* **Problem**: List every line in this data where the string "icon" occurs.

* **Material provided**:
****

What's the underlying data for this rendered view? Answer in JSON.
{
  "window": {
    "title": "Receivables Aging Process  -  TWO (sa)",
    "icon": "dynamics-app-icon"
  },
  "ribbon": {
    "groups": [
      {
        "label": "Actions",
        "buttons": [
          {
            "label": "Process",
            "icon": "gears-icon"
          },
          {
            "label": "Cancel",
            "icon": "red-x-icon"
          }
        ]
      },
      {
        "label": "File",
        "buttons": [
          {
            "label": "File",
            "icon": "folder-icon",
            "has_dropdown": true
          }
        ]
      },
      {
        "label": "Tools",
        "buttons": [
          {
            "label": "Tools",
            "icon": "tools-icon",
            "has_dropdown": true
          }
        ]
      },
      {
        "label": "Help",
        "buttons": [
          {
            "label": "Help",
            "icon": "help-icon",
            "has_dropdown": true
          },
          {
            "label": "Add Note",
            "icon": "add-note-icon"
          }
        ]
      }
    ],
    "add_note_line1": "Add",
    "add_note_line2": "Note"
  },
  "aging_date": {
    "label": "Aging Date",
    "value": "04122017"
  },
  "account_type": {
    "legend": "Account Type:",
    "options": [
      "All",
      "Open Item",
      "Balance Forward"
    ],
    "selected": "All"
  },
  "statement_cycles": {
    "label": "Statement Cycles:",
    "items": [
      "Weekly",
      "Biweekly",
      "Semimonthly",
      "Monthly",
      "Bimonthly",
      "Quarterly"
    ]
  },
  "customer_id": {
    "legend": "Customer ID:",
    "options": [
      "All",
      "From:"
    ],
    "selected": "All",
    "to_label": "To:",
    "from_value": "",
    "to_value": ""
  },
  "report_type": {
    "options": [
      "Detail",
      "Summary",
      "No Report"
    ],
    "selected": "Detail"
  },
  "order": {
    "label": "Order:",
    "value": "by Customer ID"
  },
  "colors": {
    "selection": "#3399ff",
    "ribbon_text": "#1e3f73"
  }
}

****

* **Task result**:
    "icon": "dynamics-app-icon"
            "icon": "gears-icon"
            "icon": "red-x-icon"
            "icon": "folder-icon",
            "icon": "tools-icon",
            "icon": "help-icon",
            "icon": "add-note-icon"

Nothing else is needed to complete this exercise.